** Data excerpts follows **

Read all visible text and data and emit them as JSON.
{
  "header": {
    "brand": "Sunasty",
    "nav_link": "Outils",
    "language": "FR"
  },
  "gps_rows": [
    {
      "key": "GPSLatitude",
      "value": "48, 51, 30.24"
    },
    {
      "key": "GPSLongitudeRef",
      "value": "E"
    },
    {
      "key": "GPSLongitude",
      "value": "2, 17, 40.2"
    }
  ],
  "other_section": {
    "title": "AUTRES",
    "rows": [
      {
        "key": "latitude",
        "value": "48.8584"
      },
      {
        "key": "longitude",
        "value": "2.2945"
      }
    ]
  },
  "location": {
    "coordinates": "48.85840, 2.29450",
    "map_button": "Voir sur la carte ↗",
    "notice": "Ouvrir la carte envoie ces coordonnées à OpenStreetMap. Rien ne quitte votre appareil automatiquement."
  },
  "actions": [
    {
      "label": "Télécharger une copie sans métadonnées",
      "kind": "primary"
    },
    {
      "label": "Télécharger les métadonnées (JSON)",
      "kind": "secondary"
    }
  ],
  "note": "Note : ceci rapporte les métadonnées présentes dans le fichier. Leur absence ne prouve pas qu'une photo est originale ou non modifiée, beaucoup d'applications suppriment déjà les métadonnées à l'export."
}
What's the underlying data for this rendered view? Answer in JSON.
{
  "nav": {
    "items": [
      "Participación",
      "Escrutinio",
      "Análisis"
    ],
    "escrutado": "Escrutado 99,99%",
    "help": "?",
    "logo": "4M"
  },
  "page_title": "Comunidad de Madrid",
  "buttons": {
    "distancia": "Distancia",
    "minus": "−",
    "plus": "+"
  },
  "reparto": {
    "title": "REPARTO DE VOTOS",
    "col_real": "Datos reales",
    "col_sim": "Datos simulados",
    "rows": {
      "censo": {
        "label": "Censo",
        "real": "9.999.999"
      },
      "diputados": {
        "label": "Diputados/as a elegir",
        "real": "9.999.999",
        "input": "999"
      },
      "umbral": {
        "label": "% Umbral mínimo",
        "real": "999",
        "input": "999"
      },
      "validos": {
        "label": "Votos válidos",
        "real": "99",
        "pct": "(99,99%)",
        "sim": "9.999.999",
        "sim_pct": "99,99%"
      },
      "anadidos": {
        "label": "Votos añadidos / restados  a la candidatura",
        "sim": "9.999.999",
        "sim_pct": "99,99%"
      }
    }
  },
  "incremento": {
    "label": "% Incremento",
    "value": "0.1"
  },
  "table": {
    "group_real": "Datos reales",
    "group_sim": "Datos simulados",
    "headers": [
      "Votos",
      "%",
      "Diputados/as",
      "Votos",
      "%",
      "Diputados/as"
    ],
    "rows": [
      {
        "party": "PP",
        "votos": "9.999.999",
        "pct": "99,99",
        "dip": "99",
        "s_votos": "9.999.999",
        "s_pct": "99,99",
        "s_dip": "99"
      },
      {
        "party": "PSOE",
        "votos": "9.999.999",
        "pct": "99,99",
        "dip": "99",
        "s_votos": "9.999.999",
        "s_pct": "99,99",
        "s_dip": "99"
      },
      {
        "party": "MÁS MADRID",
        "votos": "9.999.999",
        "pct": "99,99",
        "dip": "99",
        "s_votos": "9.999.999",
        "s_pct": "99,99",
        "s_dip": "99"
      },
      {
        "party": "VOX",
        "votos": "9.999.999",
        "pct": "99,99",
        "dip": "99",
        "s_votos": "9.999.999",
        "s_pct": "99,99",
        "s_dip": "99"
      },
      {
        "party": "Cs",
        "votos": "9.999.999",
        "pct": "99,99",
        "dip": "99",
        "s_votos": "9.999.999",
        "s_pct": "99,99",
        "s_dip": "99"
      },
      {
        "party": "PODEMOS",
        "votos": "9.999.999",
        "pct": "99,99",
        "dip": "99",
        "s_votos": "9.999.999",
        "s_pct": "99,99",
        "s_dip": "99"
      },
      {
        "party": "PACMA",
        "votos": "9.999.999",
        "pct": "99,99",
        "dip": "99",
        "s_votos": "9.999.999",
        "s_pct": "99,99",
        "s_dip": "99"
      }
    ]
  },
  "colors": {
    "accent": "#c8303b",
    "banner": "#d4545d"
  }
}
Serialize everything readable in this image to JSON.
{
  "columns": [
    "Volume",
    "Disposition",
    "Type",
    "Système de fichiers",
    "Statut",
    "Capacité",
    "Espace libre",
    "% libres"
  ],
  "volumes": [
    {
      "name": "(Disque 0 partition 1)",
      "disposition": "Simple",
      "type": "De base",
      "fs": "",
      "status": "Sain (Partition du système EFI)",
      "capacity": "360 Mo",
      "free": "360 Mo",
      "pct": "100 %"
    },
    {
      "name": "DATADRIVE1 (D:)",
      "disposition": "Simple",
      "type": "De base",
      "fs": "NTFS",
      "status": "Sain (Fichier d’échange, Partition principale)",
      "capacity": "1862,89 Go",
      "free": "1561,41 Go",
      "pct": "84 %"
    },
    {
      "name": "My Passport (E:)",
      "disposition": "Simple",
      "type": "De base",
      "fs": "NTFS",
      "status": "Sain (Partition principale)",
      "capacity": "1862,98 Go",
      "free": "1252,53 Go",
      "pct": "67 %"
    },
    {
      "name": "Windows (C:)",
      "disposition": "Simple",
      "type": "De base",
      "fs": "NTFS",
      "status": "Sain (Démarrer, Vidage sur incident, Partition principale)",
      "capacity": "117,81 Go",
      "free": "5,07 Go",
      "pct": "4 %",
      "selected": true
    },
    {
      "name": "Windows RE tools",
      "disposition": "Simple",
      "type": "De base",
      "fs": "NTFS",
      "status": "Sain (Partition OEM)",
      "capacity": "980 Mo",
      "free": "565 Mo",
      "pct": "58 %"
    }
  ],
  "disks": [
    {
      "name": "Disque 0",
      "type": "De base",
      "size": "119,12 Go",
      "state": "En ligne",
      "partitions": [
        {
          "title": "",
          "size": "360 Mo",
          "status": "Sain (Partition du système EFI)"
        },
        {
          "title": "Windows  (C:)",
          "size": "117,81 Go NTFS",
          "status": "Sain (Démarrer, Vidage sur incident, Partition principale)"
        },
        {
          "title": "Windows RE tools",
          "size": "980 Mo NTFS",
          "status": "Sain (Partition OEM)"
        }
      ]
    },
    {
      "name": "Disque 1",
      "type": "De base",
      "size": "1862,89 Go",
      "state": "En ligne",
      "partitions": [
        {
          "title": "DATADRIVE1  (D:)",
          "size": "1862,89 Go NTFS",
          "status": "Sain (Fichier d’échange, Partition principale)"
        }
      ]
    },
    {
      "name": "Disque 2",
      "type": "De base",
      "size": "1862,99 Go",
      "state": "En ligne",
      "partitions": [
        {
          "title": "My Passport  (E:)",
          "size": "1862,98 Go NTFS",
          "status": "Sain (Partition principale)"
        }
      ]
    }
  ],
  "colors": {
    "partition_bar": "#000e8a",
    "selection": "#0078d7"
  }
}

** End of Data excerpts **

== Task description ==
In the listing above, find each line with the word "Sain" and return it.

== Written solution ==
      "status": "Sain (Partition du système EFI)",
      "status": "Sain (Fichier d’échange, Partition principale)",
      "status": "Sain (Partition principale)",
      "status": "Sain (Démarrer, Vidage sur incident, Partition principale)",
      "status": "Sain (Partition OEM)",
          "status": "Sain (Partition du système EFI)"
          "status": "Sain (Démarrer, Vidage sur incident, Partition principale)"
          "status": "Sain (Partition OEM)"
          "status": "Sain (Fichier d’échange, Partition principale)"
          "status": "Sain (Partition principale)"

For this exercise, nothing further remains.